I had been hearing about the use of corn kernels and cornmeal in the Ikarian diet ever since my aunt Mary, who passed away several years ago at the age of 97, mentioned the corn-stuffed cabbage leaves she remembered as a child. This soup is an old recipe and a perfect example of the kind of filling, hearty, plant-based foods that made up the Ikaria longevity diet. Corn was an important part of the diet before the advent of rice and it was one of the major foods of sustenance. It’s also quite delicious! To find some of the artisinal Greek products you'll need to make this, visit my online shop here, where you'll discover a host of lovingly curated Greek ingredients.
- 6 cups or more water or low-salt vegetable broth
- 2 red onions finely chopped
- 2 garlic cloves peeled, crushed
- 1 pound Swiss chard
- 1 cup polenta coarse cornmeal
- 6 tablespoons extra virgin Greek olive oil
- Coarse sea salt or Kosher salt to taste
- 1 cup coarsely chopped mint leaves
- 1 cup coarsely chopped chervil
Heat 3 tablespoons olive oil in a large, wide soup pot and cook the onions and garlic until wilted, about 5 minutes over medium low heat.
Add the chard to the mixture and stir until wilted.
Add 4 cups of water, bring to a boil, and in a slow steady stream add the cornmeal, stirring vigorously with a wooden spoon all the while. Season to taste with salt and pepper.
Add the remaining water and simmer the soup until thick and creamy, about 30 minutes total. About 5 minutes before removing from heat, add the remaining herbs and, if necessary, additional water or broth to maintain the soup’s liquid, creamy consistency. Drizzle in remaining olive oil just before serving.
Love soup? Check out my online class “Comfort in a Soup Bowl!”
Love vegetables? Want to learn more great plant-based Mediterranean dishes?
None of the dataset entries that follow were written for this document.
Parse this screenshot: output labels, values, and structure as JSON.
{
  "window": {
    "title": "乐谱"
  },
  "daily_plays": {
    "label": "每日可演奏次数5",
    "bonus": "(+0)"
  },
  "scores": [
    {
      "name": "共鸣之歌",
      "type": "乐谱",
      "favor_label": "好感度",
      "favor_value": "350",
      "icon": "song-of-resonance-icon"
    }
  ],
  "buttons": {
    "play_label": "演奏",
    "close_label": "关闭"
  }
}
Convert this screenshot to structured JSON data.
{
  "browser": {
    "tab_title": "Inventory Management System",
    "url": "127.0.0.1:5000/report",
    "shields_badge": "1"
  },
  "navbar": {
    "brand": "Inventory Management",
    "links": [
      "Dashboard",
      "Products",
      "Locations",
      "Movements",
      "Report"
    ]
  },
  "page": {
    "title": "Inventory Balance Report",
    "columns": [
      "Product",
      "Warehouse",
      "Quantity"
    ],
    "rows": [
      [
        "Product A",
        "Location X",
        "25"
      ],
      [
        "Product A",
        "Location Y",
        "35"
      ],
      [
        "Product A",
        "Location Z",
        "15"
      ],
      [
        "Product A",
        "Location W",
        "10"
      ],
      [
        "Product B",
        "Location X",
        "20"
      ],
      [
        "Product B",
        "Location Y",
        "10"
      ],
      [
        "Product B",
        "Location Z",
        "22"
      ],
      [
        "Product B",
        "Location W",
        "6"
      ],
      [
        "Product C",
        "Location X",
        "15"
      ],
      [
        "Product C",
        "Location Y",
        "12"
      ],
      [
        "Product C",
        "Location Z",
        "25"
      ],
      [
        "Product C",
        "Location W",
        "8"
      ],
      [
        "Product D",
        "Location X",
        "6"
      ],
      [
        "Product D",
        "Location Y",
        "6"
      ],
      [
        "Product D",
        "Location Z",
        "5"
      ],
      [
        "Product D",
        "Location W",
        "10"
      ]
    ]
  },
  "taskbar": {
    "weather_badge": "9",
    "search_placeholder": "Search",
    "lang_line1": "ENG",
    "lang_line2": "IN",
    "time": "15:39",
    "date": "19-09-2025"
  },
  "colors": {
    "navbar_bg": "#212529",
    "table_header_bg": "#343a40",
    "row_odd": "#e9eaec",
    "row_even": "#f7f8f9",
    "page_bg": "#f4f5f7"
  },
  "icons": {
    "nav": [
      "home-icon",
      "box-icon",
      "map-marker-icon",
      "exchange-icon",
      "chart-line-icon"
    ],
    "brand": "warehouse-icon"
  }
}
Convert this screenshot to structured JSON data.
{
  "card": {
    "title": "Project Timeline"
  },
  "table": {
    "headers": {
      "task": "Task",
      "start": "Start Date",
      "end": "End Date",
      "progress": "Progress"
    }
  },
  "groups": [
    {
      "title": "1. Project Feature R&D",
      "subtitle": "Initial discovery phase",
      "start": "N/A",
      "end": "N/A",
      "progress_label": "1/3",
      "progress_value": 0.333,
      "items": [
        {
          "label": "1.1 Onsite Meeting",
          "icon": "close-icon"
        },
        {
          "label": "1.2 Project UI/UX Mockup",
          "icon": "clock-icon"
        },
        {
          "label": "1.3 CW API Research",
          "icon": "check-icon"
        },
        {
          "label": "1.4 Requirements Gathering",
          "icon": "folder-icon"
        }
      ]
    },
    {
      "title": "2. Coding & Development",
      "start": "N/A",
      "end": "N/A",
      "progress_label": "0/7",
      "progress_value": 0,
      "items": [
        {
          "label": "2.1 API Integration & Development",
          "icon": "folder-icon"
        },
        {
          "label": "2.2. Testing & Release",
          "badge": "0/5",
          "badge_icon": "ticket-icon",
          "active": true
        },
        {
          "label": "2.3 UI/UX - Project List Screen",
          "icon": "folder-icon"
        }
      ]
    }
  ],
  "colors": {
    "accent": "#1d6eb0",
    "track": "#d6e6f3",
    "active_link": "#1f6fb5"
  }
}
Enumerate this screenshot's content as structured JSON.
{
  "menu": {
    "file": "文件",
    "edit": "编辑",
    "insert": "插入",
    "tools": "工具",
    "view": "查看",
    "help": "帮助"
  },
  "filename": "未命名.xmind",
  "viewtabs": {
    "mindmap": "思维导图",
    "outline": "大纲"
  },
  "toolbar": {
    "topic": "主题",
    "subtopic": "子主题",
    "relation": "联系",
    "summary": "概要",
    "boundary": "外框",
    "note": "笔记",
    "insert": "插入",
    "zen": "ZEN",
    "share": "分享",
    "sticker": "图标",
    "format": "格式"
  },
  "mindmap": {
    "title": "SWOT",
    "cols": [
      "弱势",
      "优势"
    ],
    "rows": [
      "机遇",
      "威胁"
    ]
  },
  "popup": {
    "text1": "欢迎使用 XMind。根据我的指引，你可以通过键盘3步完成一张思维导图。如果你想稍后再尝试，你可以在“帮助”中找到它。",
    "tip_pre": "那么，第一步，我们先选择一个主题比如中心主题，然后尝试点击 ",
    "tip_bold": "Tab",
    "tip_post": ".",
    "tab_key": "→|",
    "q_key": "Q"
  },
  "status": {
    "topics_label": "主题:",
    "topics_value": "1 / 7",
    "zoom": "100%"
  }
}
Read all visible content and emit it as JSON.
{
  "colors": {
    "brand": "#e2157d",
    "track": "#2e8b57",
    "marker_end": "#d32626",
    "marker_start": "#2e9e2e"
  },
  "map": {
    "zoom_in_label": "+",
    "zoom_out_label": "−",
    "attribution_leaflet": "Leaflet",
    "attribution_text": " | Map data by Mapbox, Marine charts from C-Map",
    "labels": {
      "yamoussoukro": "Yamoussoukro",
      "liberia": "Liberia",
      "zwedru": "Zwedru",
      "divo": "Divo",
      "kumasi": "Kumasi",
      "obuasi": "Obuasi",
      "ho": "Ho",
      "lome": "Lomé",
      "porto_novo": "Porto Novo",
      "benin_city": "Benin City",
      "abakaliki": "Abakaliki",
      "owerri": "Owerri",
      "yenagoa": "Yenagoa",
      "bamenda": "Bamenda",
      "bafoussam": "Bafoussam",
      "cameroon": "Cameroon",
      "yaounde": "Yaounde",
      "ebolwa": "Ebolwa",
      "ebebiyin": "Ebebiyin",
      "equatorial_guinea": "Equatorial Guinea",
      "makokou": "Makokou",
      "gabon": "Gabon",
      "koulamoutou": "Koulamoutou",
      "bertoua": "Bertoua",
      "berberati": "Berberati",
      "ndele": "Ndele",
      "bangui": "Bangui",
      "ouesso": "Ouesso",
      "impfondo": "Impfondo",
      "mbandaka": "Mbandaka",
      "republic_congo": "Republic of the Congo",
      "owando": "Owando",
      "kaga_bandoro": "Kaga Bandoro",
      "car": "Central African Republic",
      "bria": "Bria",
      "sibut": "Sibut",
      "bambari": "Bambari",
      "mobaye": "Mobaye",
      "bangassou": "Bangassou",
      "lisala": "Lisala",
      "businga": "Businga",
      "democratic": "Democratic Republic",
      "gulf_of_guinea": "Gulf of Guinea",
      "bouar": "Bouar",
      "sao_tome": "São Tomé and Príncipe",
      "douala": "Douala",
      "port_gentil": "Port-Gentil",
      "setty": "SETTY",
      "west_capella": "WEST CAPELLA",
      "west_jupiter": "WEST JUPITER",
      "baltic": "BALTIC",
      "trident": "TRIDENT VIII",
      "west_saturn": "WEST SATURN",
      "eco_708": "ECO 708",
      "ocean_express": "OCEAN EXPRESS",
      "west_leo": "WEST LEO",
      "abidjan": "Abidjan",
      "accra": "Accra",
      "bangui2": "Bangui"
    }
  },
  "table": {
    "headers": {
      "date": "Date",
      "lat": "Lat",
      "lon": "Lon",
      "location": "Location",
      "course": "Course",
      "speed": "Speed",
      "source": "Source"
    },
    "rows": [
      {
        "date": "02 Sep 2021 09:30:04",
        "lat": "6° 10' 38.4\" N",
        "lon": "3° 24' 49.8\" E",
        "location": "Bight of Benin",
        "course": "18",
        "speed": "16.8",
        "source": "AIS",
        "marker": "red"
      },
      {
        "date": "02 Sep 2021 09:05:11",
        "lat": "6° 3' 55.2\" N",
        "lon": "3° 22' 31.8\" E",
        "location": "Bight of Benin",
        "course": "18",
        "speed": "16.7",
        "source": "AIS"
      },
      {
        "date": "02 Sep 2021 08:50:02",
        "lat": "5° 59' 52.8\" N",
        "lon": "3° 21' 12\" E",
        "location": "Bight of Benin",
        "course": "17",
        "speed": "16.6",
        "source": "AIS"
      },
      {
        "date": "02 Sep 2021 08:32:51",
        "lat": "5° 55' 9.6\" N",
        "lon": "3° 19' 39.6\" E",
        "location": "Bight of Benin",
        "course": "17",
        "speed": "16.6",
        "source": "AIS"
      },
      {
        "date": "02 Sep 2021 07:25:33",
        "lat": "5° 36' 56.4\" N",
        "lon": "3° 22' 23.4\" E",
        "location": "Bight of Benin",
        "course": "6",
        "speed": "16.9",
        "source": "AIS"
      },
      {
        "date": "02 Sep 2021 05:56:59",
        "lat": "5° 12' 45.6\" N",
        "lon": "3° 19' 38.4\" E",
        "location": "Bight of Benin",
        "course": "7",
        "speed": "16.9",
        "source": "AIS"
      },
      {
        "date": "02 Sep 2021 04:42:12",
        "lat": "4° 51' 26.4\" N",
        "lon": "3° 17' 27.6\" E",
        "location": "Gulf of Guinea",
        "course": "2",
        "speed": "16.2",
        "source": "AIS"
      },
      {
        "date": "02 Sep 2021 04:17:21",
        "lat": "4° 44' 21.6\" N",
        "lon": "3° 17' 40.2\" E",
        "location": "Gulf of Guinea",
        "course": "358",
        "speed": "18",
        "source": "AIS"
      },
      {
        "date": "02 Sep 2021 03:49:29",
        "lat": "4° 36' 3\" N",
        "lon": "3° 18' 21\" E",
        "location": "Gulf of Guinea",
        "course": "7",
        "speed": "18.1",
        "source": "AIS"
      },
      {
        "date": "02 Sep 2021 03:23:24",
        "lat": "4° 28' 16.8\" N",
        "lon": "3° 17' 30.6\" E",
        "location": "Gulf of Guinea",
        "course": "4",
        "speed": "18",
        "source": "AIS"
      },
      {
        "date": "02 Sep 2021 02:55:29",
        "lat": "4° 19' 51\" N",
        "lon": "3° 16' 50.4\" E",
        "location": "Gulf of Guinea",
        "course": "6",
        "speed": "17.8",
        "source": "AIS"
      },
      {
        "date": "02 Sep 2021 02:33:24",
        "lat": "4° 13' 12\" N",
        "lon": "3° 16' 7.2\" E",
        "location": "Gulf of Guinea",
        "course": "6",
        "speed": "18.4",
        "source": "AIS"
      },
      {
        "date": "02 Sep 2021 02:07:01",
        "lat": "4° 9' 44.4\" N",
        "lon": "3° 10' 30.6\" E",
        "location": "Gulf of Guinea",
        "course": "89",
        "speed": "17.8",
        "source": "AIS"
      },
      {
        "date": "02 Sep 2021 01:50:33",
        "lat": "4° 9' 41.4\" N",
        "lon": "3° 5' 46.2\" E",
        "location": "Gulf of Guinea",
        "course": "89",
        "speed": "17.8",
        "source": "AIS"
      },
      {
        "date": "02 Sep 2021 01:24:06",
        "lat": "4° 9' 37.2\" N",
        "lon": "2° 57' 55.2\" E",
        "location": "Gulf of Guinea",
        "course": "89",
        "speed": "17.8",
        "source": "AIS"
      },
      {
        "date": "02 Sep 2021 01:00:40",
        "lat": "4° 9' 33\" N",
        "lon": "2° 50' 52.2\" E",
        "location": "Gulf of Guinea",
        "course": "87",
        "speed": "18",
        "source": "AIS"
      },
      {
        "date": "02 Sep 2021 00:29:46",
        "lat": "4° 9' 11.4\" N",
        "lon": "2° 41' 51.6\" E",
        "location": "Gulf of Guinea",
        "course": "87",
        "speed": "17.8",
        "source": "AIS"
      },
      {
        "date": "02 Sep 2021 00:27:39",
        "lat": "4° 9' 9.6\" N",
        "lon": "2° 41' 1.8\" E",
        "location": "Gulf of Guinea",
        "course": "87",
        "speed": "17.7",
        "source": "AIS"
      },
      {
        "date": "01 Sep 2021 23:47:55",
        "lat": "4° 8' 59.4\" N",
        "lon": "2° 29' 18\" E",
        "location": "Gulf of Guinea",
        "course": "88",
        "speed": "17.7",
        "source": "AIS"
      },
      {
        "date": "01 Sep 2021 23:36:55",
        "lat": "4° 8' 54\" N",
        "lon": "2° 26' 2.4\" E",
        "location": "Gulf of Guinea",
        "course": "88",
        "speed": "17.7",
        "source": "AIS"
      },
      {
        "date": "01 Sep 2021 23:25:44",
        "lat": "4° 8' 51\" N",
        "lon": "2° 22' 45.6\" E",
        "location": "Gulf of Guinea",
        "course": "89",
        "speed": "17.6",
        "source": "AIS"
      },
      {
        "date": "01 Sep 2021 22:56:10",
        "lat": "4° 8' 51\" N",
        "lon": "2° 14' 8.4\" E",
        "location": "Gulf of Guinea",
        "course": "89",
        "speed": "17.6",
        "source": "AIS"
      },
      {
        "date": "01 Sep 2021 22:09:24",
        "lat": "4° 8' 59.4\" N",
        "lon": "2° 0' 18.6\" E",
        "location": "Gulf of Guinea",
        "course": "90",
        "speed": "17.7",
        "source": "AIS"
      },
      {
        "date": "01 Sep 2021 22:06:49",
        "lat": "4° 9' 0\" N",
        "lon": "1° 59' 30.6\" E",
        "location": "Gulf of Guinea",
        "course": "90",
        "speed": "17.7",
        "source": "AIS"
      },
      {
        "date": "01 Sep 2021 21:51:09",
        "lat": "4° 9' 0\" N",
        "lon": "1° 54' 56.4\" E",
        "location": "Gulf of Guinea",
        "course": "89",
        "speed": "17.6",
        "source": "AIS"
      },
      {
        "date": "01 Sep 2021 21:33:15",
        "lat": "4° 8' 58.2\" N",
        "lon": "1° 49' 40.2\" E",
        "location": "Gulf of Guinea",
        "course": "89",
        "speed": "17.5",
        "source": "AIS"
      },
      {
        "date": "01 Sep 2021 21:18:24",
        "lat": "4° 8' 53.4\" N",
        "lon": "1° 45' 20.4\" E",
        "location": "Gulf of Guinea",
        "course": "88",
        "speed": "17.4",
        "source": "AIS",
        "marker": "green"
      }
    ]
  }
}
Enroll in my online class “Baked Vegetable Classics!”
Note: You can garnish the soup with a little crumbled goat’s milk cheese or Greek feta.
Adapted from Ikaria: Lessons on Food, Life & Longevity from the Greek Island Where People Forget to Die (Rodale)